These are a few of my favourite things… in the Living with Machines exhibition
The free Living with Machines exhibition is open now until January 2023 at Leeds City Museum. It was co-curated by our Co-Investigator Mia Ridge (Digital Curator at the British Library) and John McGoldrick (Curator of Industrial History, Leeds Museums and Galleries). In this post, Mia provides some behind-the-scenes insights…
I’m still finding it hard to believe that our exhibition is open to the public at Leeds City Museum after working on it for so long!
Project Co-Investigator Maja Maricevic first suggested we include an exhibition in the funding proposal that became the Living with Machines project back in 2017 or so, and we began thinking about potential locations in Leeds from early 2019 or so. And I’m so glad we did! Co-curating the exhibition with John and working with other Leeds staff (especially Rachael Dilley) was a joy. As the Credits section on the Exhibition web page shows, we also benefited from support and contributions from a huge range of people at Leeds Museums and Galleries, the British Library and a range of other institutions.
Many of the LwM team came up for the opening ‘private view’ in late July, and I was delighted to hear that they could clearly see how the exhibition reflected the project’s themes and our discussions over the years, even though at first an intensively methods-focused project and an exhibition are two very different things. So how did we do it?

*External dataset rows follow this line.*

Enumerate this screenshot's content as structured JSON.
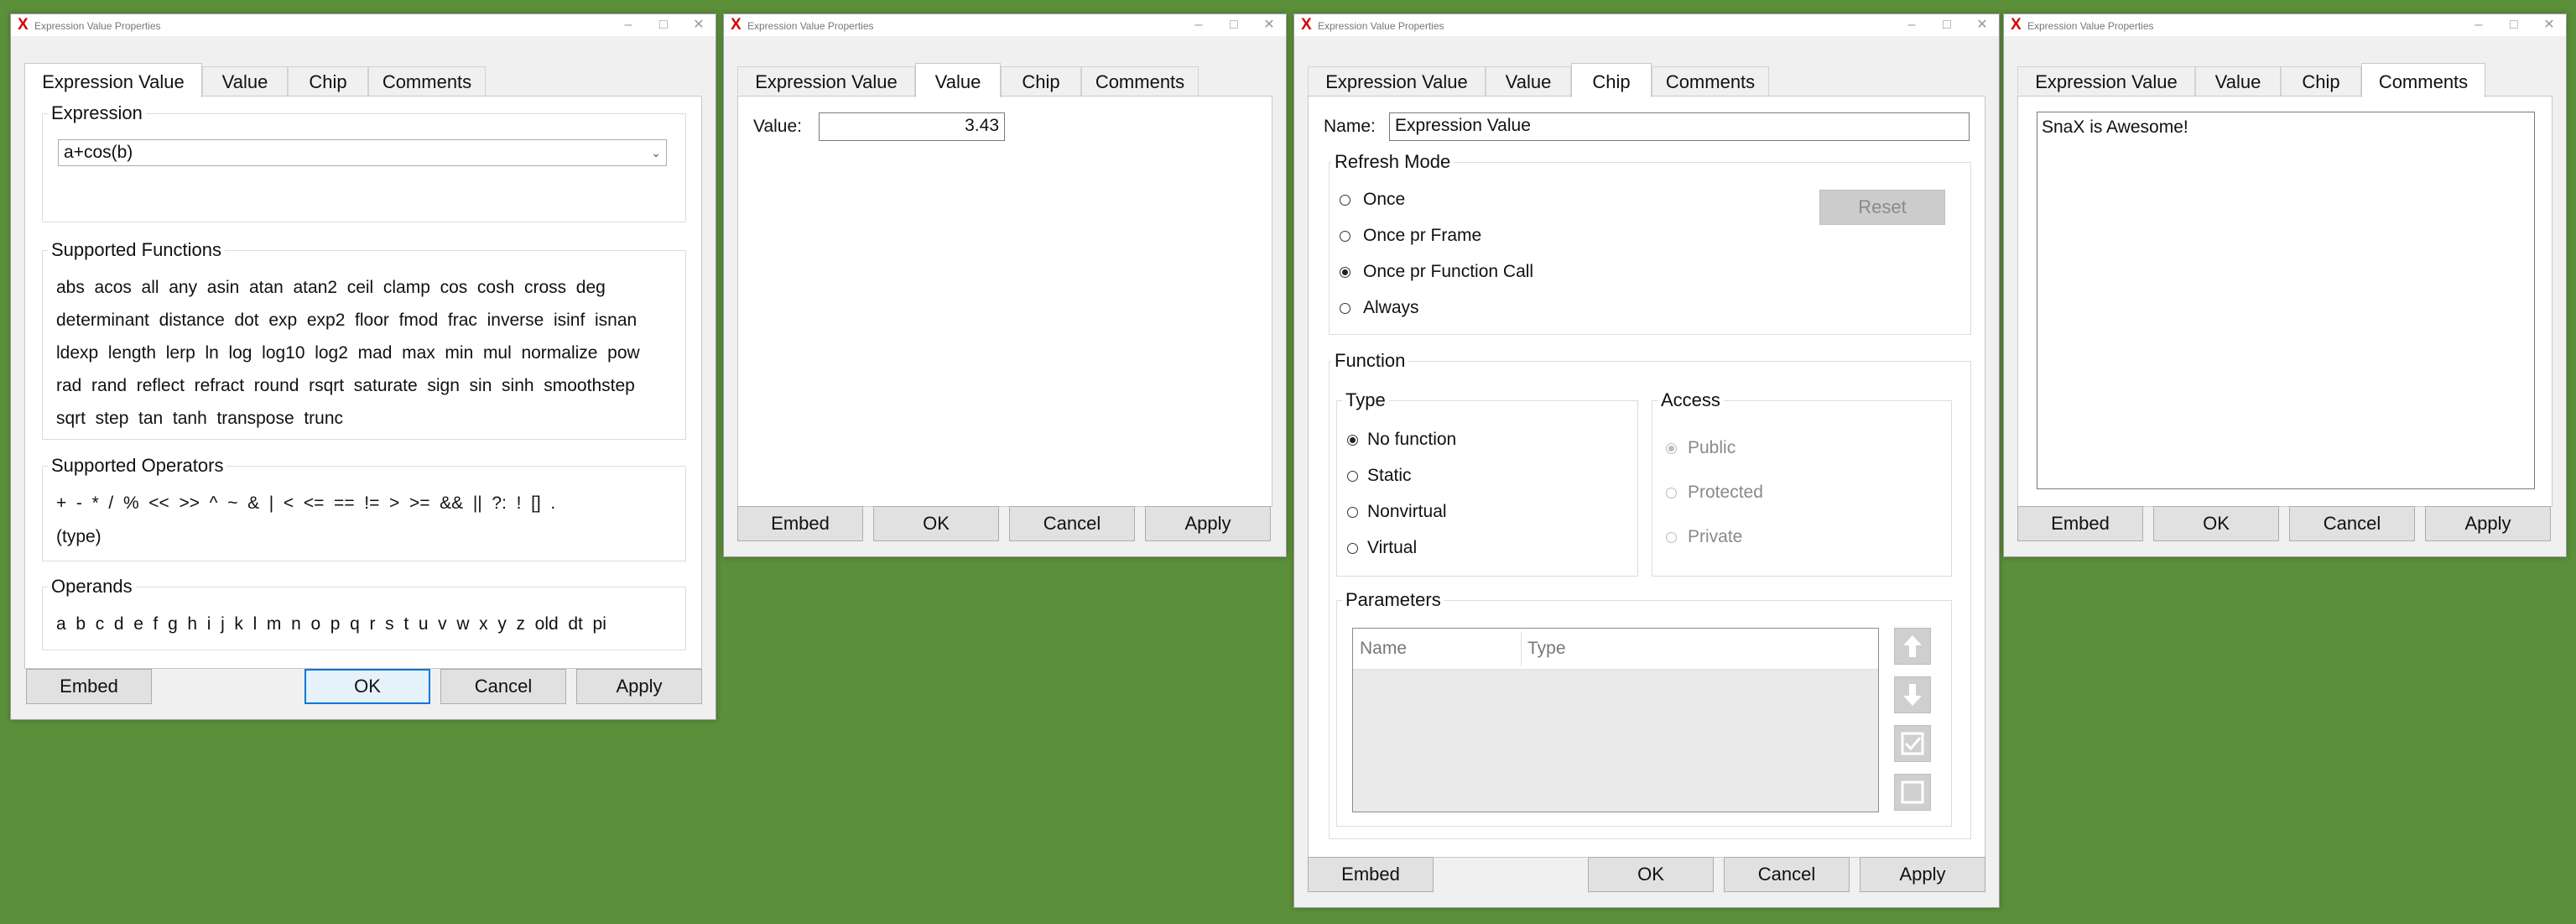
{
  "window_title": "Expression Value Properties",
  "titlebar": {
    "icon": "X",
    "minimize": "–",
    "maximize": "□",
    "close": "✕"
  },
  "tabs": {
    "t1": "Expression Value",
    "t2": "Value",
    "t3": "Chip",
    "t4": "Comments"
  },
  "footer": {
    "embed": "Embed",
    "ok": "OK",
    "cancel": "Cancel",
    "apply": "Apply"
  },
  "expression_tab": {
    "expression_label": "Expression",
    "expression_value": "a+cos(b)",
    "functions_label": "Supported Functions",
    "functions_lines": [
      "abs  acos  all  any  asin  atan  atan2  ceil  clamp  cos  cosh  cross  deg",
      "determinant  distance  dot  exp  exp2  floor  fmod  frac  inverse  isinf  isnan",
      "ldexp  length  lerp  ln  log  log10  log2  mad  max  min  mul  normalize  pow",
      "rad  rand  reflect  refract  round  rsqrt  saturate  sign  sin  sinh  smoothstep",
      "sqrt  step  tan  tanh  transpose  trunc"
    ],
    "operators_label": "Supported Operators",
    "operators_lines": [
      "+  -  *  /  %  <<  >>  ^  ~  &  |  <  <=  ==  !=  >  >=  &&  ||  ?:  !  []  .",
      "(type)"
    ],
    "operands_label": "Operands",
    "operands_line": "a  b  c  d  e  f  g  h  i  j  k  l  m  n  o  p  q  r  s  t  u  v  w  x  y  z  old  dt  pi"
  },
  "value_tab": {
    "value_label": "Value:",
    "value": "3.43"
  },
  "chip_tab": {
    "name_label": "Name:",
    "name_value": "Expression Value",
    "refresh_mode_label": "Refresh Mode",
    "refresh_options": [
      "Once",
      "Once pr Frame",
      "Once pr Function Call",
      "Always"
    ],
    "reset": "Reset",
    "function_label": "Function",
    "type_label": "Type",
    "type_options": [
      "No function",
      "Static",
      "Nonvirtual",
      "Virtual"
    ],
    "access_label": "Access",
    "access_options": [
      "Public",
      "Protected",
      "Private"
    ],
    "parameters_label": "Parameters",
    "param_columns": [
      "Name",
      "Type"
    ]
  },
  "comments_tab": {
    "comment": "SnaX is Awesome!"
  }
}
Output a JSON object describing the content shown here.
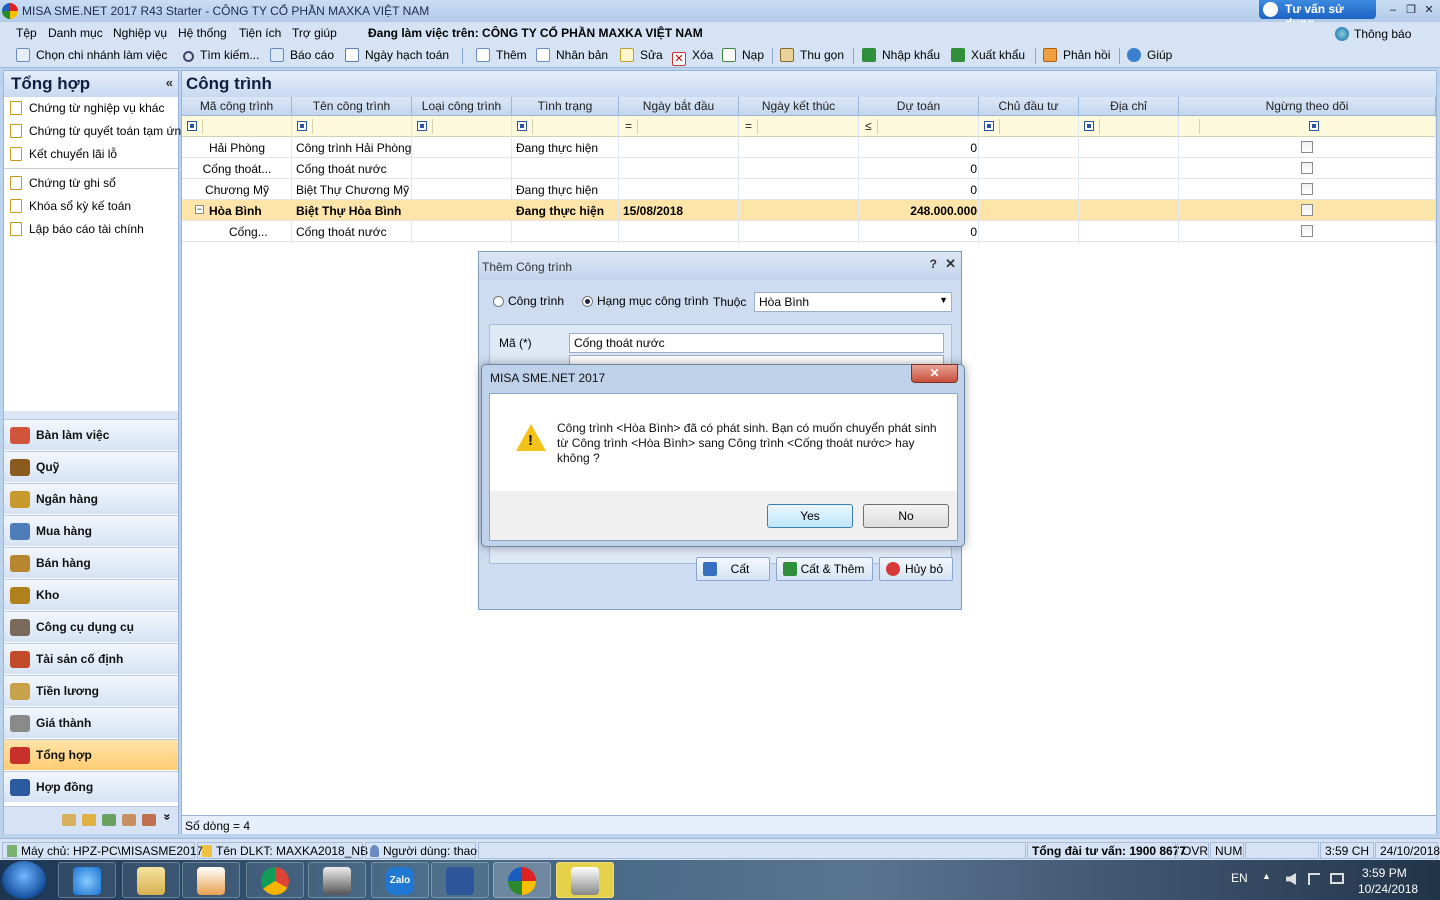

When figuring out what stories we wanted to tell in the exhibition, I went back to the first vision for Living with Machines as a project that sought to understand and document the impact of mechanisation on ordinary lives from about 1780 to 1920. My approach was also shaped by the many conversations about our work with the public via our crowdsourcing projects on the Zooniverse platform. The questions people asked as they helped us find articles about accidents involving machinery not only motivated later tasks defining machines from 19th century newspaper articles, they also gave me some insights into what people expected – or didn’t expect – to find in an exhibition about mechanisation. It also helped me think about how to present stories of resistance, excitement and adaptation to mechanisation in the past so that contemporary resonances with the way society is encountering AI now were clear.
In addition to all the research and discussion around selecting objects and stories, it took a lot of work to bridge the fascinating but abstract work on the project with the family-friendly reading age requirements for our central Leeds venue. I wanted the exhibition to include something to surprise those who already knew a lot about the industrial revolution, while including enough information to help those new to the subject appreciate the stories we were telling.
A few of my favourite things
The exhibition includes a lot of artworks because I wanted to show ‘machines’ in context, with the workers who used them, embedded in workshops, homes and factories. (Art UK was invaluable here, as it contains so many works from institutions large and small). It also includes lots of quotes that came from deep dives into the British Newspaper Archive. As I did a lot of my research online, I only got to see most of the objects in-person when they arrived at Leeds City Museum. Here are some of my favourites…
- ‘Girl at Preston Loom‘ looks a bit twee at first glance, with more attention paid to the machinery than the ‘girl’ herself (and nevermind the dangers of her skirt and scarf around those machines), but this belies the role that women textiles workers in Preston played in striking for better working conditions.
- Key items from the British Library include several ‘slip ballads‘ – printed songs sold for a penny or so that helped workers share their opinions of the coming of machines. These ballads were brilliantly and movingly brought to life by folk singers from Leeds who set them to new music. Stand under the sound cone in the gallery to listen while reading some of their lyrics.
- ‘Les travaux de la manufacture‘ – a celebration of many parts of the textile making process in gorgeous detail. Printed fabric about printing fabric is beautifully meta.
- A potato peeler (or scalloper) appears right at the start, where it helps set expectations about the many forms that ‘machines’ take. It’s also right next to an interactive visualisation of crowdsourced data that documents the many things called ’machines’ in 19th century newspapers.
- The ‘Little Stranger’ domestic sewing machine. If you participated in our ‘what was a machine?’ crowdsourcing task, you’ll know that half the time the answer was ‘a sewing machine’. Ads for sewing machines were incredibly common in newspapers in the 1800s, and thinking about why helped inspire some of our stories around the benefits of mechanisation.
- The Victorian tricycle represents how small companies responded to the cycling trend by turning their skills and tools to manufacturing bicycles, and it also lets us tell stories about how liberating bicycles were at the time, especially for young, unmarried women: ‘To men the bicycle has been an unquestionable boom. …. To women it has brought new life, wider, freer and more delightful than was dreamt before its coming.’ – Freeman’s Journal and Daily Commercial Advertiser, 1899
- A selection of football cards. I just love the idea that modern football is the result of the way the factory system gathered large groups of active young people into workplaces. I knew that the UEFA and FIFA women’s world cups would take place during the exhibition’s run so the loans that represent early women’s teams are really special. If you’re local to Leeds you might also find other familiar names…
I hope this post gives you a sense of some of the rich stories and objects in our exhibition. There’s a fabulous programme of family and adults events around it, so of course I’m biased but it’s well worth a visit!